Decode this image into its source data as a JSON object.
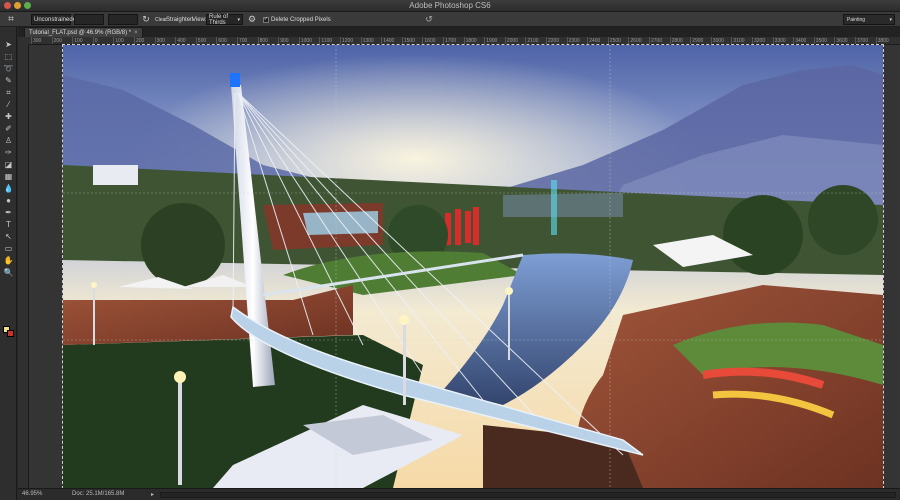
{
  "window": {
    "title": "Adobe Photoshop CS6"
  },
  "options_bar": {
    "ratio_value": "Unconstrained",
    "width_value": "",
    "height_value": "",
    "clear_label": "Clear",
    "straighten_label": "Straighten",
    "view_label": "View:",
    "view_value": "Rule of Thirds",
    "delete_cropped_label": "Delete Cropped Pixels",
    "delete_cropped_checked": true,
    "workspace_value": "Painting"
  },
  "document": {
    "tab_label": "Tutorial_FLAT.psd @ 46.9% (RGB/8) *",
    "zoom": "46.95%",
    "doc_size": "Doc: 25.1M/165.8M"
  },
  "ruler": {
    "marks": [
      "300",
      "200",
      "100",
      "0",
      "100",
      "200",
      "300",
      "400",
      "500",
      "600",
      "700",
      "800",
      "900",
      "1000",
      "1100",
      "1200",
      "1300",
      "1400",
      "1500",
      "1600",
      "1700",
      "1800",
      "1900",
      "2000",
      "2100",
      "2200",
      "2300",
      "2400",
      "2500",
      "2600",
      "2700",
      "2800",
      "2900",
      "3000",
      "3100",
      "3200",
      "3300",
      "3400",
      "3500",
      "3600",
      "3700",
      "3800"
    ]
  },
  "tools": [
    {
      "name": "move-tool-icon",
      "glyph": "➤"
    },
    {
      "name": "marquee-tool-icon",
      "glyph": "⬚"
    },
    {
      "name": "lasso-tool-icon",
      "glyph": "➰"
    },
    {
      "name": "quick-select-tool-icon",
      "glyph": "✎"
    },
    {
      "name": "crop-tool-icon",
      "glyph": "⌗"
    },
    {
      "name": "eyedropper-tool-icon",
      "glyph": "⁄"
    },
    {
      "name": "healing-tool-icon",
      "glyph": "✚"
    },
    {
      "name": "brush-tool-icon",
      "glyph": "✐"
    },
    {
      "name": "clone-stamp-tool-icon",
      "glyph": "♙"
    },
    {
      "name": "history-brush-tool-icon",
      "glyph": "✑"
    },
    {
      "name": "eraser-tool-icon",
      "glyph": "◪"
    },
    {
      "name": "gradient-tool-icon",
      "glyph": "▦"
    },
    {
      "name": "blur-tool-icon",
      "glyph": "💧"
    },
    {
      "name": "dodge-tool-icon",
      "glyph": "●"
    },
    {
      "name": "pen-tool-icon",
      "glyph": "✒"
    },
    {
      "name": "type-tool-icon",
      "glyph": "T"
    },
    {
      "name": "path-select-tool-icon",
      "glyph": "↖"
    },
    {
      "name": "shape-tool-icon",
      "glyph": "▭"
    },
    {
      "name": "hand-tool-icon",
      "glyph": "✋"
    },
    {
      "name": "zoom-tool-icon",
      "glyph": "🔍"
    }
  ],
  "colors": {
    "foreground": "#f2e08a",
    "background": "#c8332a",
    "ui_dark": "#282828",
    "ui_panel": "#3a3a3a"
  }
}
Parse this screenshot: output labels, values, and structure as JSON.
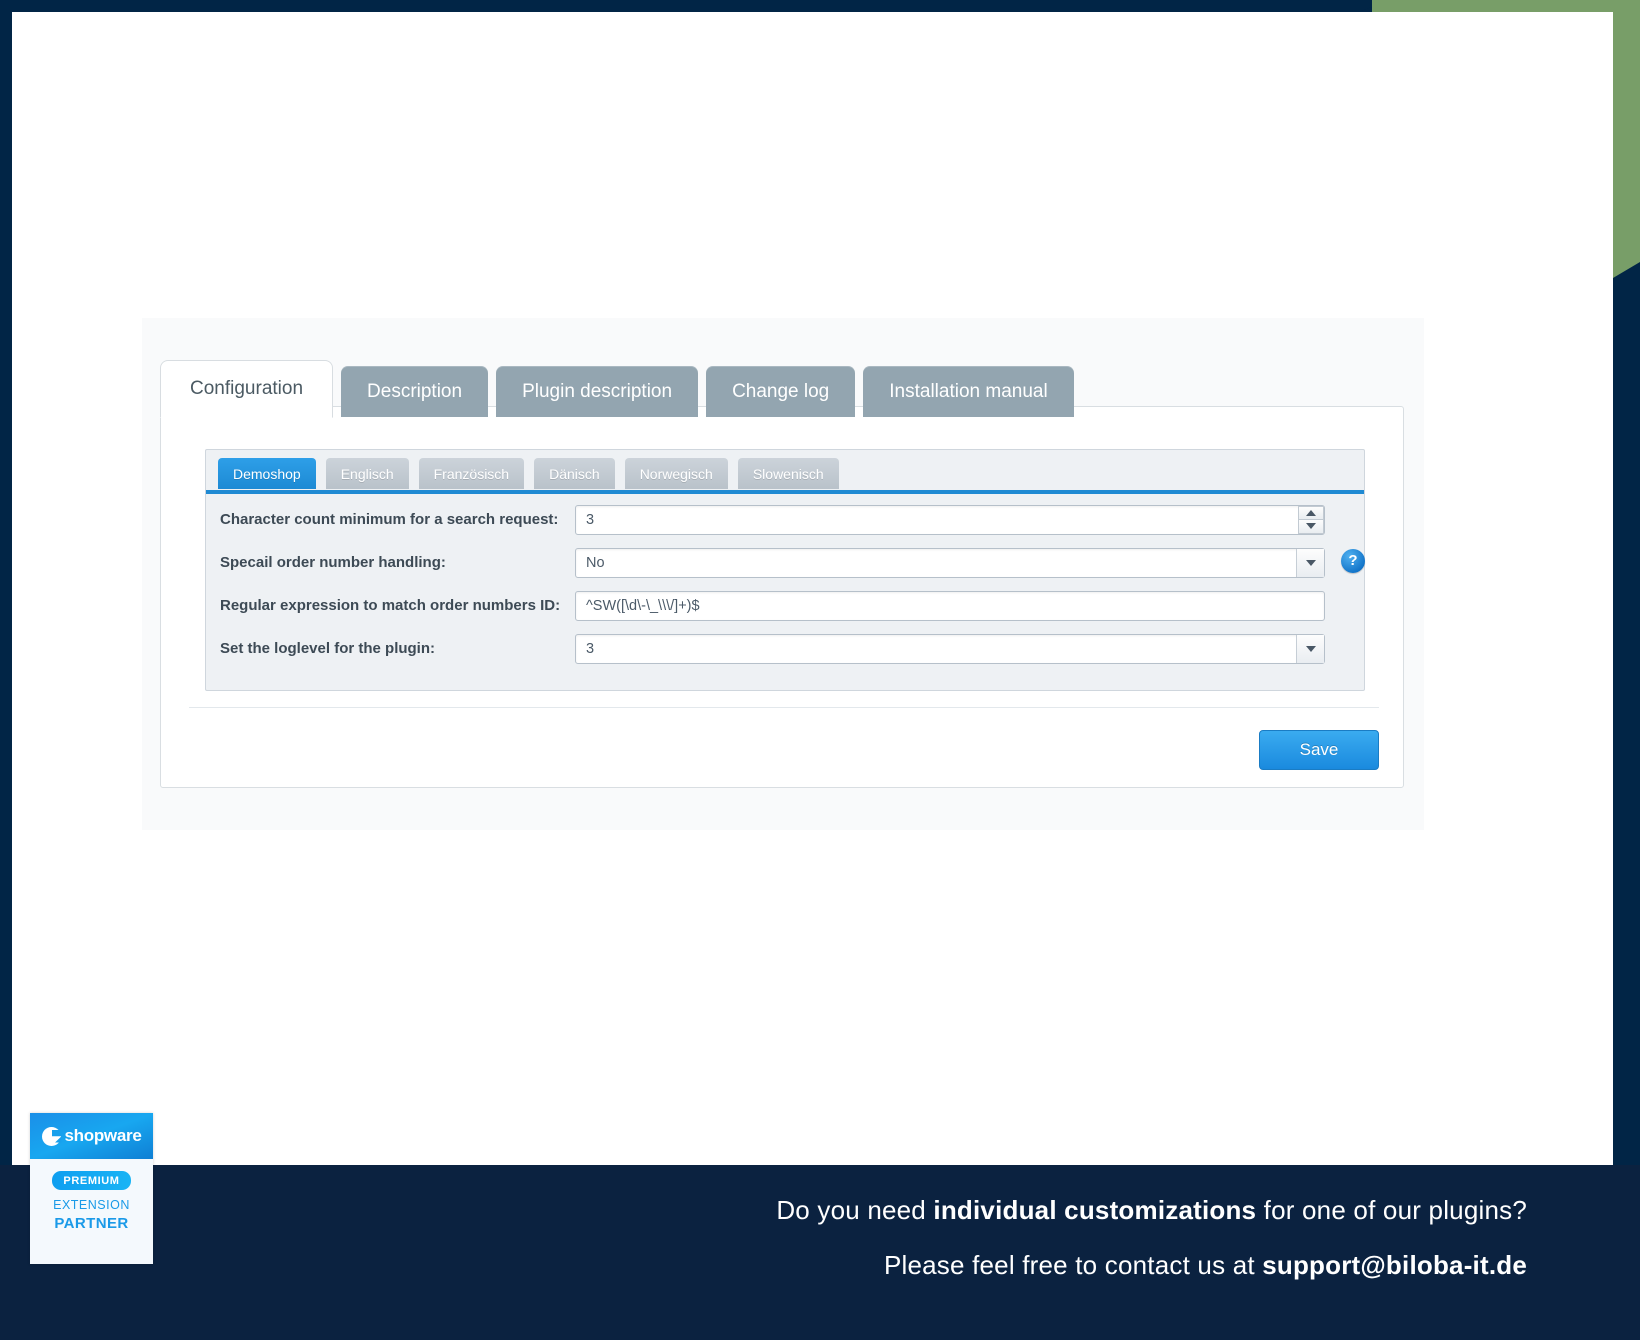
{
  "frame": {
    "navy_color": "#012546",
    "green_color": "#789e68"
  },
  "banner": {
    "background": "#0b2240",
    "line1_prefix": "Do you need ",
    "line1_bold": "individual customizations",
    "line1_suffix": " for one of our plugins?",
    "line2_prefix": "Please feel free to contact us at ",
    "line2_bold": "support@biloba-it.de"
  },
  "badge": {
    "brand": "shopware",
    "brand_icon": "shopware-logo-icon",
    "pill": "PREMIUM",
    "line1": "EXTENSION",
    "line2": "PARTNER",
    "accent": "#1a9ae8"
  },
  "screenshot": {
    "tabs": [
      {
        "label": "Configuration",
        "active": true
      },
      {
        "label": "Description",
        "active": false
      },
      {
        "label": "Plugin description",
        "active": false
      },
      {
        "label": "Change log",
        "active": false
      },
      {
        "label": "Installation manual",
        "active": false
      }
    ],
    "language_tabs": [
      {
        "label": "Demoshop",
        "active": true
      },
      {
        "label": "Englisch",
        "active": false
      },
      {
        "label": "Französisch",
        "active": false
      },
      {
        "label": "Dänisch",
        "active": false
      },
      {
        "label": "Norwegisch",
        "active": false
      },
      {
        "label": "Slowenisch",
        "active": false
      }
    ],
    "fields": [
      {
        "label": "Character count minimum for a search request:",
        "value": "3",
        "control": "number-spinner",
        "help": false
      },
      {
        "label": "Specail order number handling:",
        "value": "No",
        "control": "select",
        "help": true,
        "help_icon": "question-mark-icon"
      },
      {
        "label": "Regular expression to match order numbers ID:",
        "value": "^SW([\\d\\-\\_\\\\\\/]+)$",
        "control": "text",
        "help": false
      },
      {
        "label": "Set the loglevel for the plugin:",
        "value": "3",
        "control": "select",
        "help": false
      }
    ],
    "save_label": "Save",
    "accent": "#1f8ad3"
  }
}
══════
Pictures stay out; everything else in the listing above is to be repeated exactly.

Decode this image into its source data as a JSON object.
{
  "window": {
    "title": "Adobe Photoshop CS6"
  },
  "options_bar": {
    "ratio_value": "Unconstrained",
    "width_value": "",
    "height_value": "",
    "clear_label": "Clear",
    "straighten_label": "Straighten",
    "view_label": "View:",
    "view_value": "Rule of Thirds",
    "delete_cropped_label": "Delete Cropped Pixels",
    "delete_cropped_checked": true,
    "workspace_value": "Painting"
  },
  "document": {
    "tab_label": "Tutorial_FLAT.psd @ 46.9% (RGB/8) *",
    "zoom": "46.95%",
    "doc_size": "Doc: 25.1M/165.8M"
  },
  "ruler": {
    "marks": [
      "300",
      "200",
      "100",
      "0",
      "100",
      "200",
      "300",
      "400",
      "500",
      "600",
      "700",
      "800",
      "900",
      "1000",
      "1100",
      "1200",
      "1300",
      "1400",
      "1500",
      "1600",
      "1700",
      "1800",
      "1900",
      "2000",
      "2100",
      "2200",
      "2300",
      "2400",
      "2500",
      "2600",
      "2700",
      "2800",
      "2900",
      "3000",
      "3100",
      "3200",
      "3300",
      "3400",
      "3500",
      "3600",
      "3700",
      "3800"
    ]
  },
  "tools": [
    {
      "name": "move-tool-icon",
      "glyph": "➤"
    },
    {
      "name": "marquee-tool-icon",
      "glyph": "⬚"
    },
    {
      "name": "lasso-tool-icon",
      "glyph": "➰"
    },
    {
      "name": "quick-select-tool-icon",
      "glyph": "✎"
    },
    {
      "name": "crop-tool-icon",
      "glyph": "⌗"
    },
    {
      "name": "eyedropper-tool-icon",
      "glyph": "⁄"
    },
    {
      "name": "healing-tool-icon",
      "glyph": "✚"
    },
    {
      "name": "brush-tool-icon",
      "glyph": "✐"
    },
    {
      "name": "clone-stamp-tool-icon",
      "glyph": "♙"
    },
    {
      "name": "history-brush-tool-icon",
      "glyph": "✑"
    },
    {
      "name": "eraser-tool-icon",
      "glyph": "◪"
    },
    {
      "name": "gradient-tool-icon",
      "glyph": "▦"
    },
    {
      "name": "blur-tool-icon",
      "glyph": "💧"
    },
    {
      "name": "dodge-tool-icon",
      "glyph": "●"
    },
    {
      "name": "pen-tool-icon",
      "glyph": "✒"
    },
    {
      "name": "type-tool-icon",
      "glyph": "T"
    },
    {
      "name": "path-select-tool-icon",
      "glyph": "↖"
    },
    {
      "name": "shape-tool-icon",
      "glyph": "▭"
    },
    {
      "name": "hand-tool-icon",
      "glyph": "✋"
    },
    {
      "name": "zoom-tool-icon",
      "glyph": "🔍"
    }
  ],
  "colors": {
    "foreground": "#f2e08a",
    "background": "#c8332a",
    "ui_dark": "#282828",
    "ui_panel": "#3a3a3a"
  }
}
Parse this screenshot: output labels, values, and structure as JSON.
{
  "frame": {
    "navy_color": "#012546",
    "green_color": "#789e68"
  },
  "banner": {
    "background": "#0b2240",
    "line1_prefix": "Do you need ",
    "line1_bold": "individual customizations",
    "line1_suffix": " for one of our plugins?",
    "line2_prefix": "Please feel free to contact us at ",
    "line2_bold": "support@biloba-it.de"
  },
  "badge": {
    "brand": "shopware",
    "brand_icon": "shopware-logo-icon",
    "pill": "PREMIUM",
    "line1": "EXTENSION",
    "line2": "PARTNER",
    "accent": "#1a9ae8"
  },
  "screenshot": {
    "tabs": [
      {
        "label": "Configuration",
        "active": true
      },
      {
        "label": "Description",
        "active": false
      },
      {
        "label": "Plugin description",
        "active": false
      },
      {
        "label": "Change log",
        "active": false
      },
      {
        "label": "Installation manual",
        "active": false
      }
    ],
    "language_tabs": [
      {
        "label": "Demoshop",
        "active": true
      },
      {
        "label": "Englisch",
        "active": false
      },
      {
        "label": "Französisch",
        "active": false
      },
      {
        "label": "Dänisch",
        "active": false
      },
      {
        "label": "Norwegisch",
        "active": false
      },
      {
        "label": "Slowenisch",
        "active": false
      }
    ],
    "fields": [
      {
        "label": "Character count minimum for a search request:",
        "value": "3",
        "control": "number-spinner",
        "help": false
      },
      {
        "label": "Specail order number handling:",
        "value": "No",
        "control": "select",
        "help": true,
        "help_icon": "question-mark-icon"
      },
      {
        "label": "Regular expression to match order numbers ID:",
        "value": "^SW([\\d\\-\\_\\\\\\/]+)$",
        "control": "text",
        "help": false
      },
      {
        "label": "Set the loglevel for the plugin:",
        "value": "3",
        "control": "select",
        "help": false
      }
    ],
    "save_label": "Save",
    "accent": "#1f8ad3"
  }
}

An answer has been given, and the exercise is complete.